*NPS Photo by Ivie Metzen
Citizen science projects combine useful observation or data collection with an opportunity for students to learn more about scientific principles, problems, and processes as well as helping them better understand our environment and how to protect it.
Citizen science projects involve students in data collection, presentation, and involvement on a local, state, national, and even global level. Data collection can be wildlife watching, water testing, soil testing, plant monitoring, and many others. There are many citizen science projects that classrooms, and schools can choose to become involved in.
There are many projects out there – how do you choose? First, consider the age of the children in your class or program. Remember to match the age of the children to the skill level of the project. Follow the areas of interest of the children. Come up with several options and let them choose. Or ask them what they would like to contribute to and then find a project that matches.
Here are few things to consider:
- Is the project long or short term?
- Is the project local or national?
- Is there training required?
- What data is collected & how?
- How is the data collected presented to others?
- Are student materials and instructional resources available/provided?
- What types of tools and/or support are available?
Citizen Science Project Opportunities in Iowa
Volunteer wildlife surveys are an example of citizen science projects that students can be involved in. Citizen science projects combine useful observation or data collection with an opportunity for students to learn more about scientific principles, problems, and processes as well as helping them better understand our environment and how to protect it.
Wildlife survey projects involve students in data collection, presentation, and involvement on a local, state, national, and even global level. There are many wildlife surveys that classrooms, and schools can choose to become involved in. One such opportunity is the frog and toad call surveys.
To find out more about volunteer wildlife monitoring or to sign up for a frog and toad route contact the state coordinator, Stephanie Shepherd at 515-432-2823 x 102, firstname.lastname@example.org.
One example of wildlife surveys you can get involved with is the Frog & Toad Call Survey. Every year during the early spring (as the air and water temperatures start to rise) frogs and toads, roused from their winter slumber, start a harmonious call that echoes through the valleys and fields of Iowa. Western chorus frogs are usually the first of the pint-sized amphibians to start their spring time refrain but they are soon followed by spring peepers, leopard frogs and many more!
Male frogs and toads call during the spring to attract mates. By listening and recording the species heard and the location biologists can gain important information about the health of a population and about the water quality. Amphibians have thin permeable skin and so are sensitive to pollutants in the water.
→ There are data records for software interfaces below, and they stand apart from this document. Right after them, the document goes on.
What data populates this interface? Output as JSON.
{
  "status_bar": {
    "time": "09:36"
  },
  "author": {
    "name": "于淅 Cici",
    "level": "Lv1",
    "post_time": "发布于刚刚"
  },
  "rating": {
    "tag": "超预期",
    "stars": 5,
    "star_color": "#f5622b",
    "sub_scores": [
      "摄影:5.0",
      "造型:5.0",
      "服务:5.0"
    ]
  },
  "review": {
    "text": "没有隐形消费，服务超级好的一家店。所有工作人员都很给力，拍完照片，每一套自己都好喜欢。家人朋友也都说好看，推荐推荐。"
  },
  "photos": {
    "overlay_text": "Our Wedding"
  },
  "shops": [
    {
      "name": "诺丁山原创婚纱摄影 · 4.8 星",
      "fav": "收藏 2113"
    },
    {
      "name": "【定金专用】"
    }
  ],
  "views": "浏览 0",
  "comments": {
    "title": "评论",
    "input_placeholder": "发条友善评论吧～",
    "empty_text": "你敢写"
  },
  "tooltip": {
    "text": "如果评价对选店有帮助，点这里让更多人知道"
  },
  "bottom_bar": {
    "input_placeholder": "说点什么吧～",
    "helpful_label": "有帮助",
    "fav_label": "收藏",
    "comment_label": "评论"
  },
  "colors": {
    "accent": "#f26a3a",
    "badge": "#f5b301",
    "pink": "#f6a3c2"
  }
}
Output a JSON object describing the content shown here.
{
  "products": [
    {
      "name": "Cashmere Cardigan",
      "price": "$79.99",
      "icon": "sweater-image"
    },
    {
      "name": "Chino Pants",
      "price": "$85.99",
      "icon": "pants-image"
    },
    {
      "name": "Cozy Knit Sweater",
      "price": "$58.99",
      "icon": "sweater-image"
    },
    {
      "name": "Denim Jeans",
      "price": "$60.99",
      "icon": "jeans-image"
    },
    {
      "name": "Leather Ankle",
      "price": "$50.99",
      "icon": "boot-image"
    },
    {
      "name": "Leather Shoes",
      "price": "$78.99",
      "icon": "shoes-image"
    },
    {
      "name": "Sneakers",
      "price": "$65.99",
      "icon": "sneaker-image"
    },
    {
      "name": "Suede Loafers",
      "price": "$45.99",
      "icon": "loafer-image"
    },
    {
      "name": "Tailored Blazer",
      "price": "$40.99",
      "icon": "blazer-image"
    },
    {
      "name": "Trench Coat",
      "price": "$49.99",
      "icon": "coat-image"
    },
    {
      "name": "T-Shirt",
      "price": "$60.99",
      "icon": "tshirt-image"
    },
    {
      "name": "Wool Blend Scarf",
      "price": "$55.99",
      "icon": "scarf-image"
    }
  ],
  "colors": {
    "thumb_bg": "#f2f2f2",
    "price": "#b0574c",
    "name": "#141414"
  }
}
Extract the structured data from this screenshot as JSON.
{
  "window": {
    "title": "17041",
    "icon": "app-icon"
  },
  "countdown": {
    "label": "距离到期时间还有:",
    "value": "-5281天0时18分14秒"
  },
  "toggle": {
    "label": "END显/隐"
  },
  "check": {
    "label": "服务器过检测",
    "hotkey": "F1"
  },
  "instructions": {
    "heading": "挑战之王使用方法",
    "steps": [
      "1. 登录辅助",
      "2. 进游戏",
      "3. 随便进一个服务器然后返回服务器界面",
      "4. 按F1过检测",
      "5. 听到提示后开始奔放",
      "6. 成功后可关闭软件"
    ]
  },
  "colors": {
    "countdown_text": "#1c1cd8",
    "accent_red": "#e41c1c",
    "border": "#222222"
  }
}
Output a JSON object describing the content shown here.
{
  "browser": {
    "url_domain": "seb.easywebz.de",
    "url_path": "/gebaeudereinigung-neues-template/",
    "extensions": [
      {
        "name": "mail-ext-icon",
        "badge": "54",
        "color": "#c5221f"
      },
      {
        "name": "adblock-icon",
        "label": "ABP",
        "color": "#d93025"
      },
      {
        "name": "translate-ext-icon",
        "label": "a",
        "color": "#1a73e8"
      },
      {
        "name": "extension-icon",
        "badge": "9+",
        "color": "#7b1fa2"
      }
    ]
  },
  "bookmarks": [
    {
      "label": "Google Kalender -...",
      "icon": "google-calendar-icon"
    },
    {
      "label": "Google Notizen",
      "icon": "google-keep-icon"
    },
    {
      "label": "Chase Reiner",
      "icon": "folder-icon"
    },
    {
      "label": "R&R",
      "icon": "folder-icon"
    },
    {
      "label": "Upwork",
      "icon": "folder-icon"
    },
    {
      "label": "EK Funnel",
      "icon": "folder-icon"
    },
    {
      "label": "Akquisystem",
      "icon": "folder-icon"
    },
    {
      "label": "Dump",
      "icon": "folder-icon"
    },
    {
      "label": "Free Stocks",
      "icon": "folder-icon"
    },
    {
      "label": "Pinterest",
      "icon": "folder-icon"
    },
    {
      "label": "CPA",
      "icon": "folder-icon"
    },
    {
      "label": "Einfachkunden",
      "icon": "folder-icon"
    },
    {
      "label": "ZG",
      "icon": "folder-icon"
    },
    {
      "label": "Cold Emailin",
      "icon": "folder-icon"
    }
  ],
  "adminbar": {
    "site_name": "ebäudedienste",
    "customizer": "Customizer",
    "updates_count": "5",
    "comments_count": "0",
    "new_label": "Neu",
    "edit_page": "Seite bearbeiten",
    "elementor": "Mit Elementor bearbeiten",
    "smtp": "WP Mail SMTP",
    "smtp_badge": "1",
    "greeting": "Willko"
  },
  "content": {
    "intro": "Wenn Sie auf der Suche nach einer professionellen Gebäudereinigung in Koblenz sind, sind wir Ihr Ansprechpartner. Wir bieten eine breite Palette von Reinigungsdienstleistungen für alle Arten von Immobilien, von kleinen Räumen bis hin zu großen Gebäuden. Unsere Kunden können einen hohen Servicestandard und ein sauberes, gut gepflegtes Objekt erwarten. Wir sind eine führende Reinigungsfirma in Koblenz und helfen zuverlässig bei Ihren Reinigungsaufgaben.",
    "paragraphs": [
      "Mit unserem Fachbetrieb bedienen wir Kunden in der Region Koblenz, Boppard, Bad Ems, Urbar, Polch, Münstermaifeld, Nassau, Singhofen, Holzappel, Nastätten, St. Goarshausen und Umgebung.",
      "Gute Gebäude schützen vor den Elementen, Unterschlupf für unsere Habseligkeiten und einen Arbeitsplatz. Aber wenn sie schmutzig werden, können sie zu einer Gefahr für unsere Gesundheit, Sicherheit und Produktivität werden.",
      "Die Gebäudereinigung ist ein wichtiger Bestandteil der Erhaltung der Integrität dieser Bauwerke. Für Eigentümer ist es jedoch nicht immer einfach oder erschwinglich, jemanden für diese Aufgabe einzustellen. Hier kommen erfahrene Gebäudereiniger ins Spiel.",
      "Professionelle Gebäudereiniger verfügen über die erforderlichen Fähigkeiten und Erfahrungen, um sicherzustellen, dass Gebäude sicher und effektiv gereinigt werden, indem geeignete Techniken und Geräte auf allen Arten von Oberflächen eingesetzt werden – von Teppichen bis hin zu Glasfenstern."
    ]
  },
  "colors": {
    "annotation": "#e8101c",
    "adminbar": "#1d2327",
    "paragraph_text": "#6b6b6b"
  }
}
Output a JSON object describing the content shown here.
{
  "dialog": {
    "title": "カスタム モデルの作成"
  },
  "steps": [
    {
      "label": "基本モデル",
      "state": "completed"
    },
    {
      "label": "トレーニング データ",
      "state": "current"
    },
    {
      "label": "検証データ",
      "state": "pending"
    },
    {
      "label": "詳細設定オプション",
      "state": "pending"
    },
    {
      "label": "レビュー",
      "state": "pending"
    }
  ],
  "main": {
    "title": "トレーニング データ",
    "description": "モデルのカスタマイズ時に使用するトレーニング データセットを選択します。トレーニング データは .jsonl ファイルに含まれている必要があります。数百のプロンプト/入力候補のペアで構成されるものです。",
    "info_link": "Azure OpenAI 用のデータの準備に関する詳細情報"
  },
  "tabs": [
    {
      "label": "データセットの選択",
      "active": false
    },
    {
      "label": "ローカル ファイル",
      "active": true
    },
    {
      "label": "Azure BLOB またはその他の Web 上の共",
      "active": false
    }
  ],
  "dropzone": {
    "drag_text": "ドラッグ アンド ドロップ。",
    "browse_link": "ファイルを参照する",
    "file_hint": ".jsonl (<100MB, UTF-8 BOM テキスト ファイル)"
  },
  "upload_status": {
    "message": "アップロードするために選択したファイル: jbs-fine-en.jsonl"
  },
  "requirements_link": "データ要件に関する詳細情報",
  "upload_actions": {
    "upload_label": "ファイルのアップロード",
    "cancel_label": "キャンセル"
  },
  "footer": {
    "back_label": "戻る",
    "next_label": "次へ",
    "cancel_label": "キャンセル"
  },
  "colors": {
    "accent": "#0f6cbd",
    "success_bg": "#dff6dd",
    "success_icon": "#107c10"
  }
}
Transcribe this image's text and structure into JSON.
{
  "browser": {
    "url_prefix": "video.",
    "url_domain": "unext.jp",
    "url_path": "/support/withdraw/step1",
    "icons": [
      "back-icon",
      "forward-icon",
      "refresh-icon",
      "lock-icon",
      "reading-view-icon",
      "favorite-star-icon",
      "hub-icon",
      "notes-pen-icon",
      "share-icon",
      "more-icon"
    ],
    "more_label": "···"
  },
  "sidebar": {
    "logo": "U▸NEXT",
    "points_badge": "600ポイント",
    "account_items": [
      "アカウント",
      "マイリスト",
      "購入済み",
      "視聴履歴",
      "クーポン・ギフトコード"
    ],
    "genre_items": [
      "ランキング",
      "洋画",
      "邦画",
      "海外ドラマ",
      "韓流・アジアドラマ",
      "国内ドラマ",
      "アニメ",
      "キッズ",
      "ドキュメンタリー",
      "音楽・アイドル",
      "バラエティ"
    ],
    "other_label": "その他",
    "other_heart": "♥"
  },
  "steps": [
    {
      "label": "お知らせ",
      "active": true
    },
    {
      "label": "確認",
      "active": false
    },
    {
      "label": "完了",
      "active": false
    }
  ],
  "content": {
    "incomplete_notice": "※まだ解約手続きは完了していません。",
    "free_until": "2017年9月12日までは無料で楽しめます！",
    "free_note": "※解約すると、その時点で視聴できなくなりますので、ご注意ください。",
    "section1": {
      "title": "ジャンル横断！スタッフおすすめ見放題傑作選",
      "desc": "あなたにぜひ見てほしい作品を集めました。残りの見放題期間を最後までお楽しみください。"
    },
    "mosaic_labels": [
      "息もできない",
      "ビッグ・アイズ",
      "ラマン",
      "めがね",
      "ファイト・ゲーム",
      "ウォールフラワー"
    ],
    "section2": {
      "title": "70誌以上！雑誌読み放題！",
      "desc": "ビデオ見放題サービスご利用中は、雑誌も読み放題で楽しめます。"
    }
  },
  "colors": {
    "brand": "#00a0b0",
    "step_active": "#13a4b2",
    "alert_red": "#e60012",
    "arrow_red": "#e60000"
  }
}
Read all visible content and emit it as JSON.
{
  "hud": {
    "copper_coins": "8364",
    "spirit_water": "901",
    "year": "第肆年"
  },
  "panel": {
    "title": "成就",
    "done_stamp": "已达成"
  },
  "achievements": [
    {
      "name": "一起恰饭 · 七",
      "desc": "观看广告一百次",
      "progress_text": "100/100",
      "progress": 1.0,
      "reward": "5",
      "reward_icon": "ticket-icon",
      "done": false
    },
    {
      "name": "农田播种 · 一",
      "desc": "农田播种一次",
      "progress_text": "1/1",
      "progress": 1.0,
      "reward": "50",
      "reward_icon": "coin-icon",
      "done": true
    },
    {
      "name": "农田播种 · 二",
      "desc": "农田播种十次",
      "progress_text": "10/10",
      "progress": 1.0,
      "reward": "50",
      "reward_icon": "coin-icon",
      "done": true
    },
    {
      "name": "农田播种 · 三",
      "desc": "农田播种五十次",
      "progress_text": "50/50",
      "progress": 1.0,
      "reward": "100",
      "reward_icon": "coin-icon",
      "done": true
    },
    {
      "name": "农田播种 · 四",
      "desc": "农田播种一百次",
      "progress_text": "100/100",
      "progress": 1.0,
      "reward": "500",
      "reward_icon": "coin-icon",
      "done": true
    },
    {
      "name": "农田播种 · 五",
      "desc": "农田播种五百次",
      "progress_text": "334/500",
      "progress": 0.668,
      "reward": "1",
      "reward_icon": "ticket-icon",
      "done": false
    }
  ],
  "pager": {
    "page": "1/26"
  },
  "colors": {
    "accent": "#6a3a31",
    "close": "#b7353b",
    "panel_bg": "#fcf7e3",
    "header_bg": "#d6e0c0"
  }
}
There is concern for amphibian species worldwide as they have declined globally due to pollution.
Looking for activities that include citizen science and field investigations?
Beautiful Basics – identify what animals need to survive and the importance of water (clean water) to all living things
Learning to Look, Looking to See – practicing observation skills which are important to have when participating in a scientific study
Time Lapse – Learn the changes that take place to a ecosystem over time. They learn how to observe and track the changes to aquatic habitats during monitoring period.
Wild Words – students record their outdoor experiences, and experiences participating in IOWATER in a nature journal
Dragonfly Pond – relates land use and zoning/planning to water quality
The Glass Menagerie – shows the effects of nutrient overload on aquatic habitats
Living Research: Aquatic Heroes & Heroines – research past and present people who have made contributions to the conservation and preservation of aquatic resources
Something’s Fishy Here – explore possible avenues of action after reading the provided story
To Dam or Not to Dam – students explore the different views and concerns of individuals related to the complex issue of dams on waterways
Water Canaries – shows how aquatic life is effected by water quality parameters
Watered Down History – students investigate the history of a local waterway or watershed
Watershed – students study their local watershed and learn the connection between land and water quality
What’s in the Water? – pollution sources and impacts
Where Does Water Run? – helps students understand rainfall amounts, runoff, and the effects on water quality
Cross-reference to these units: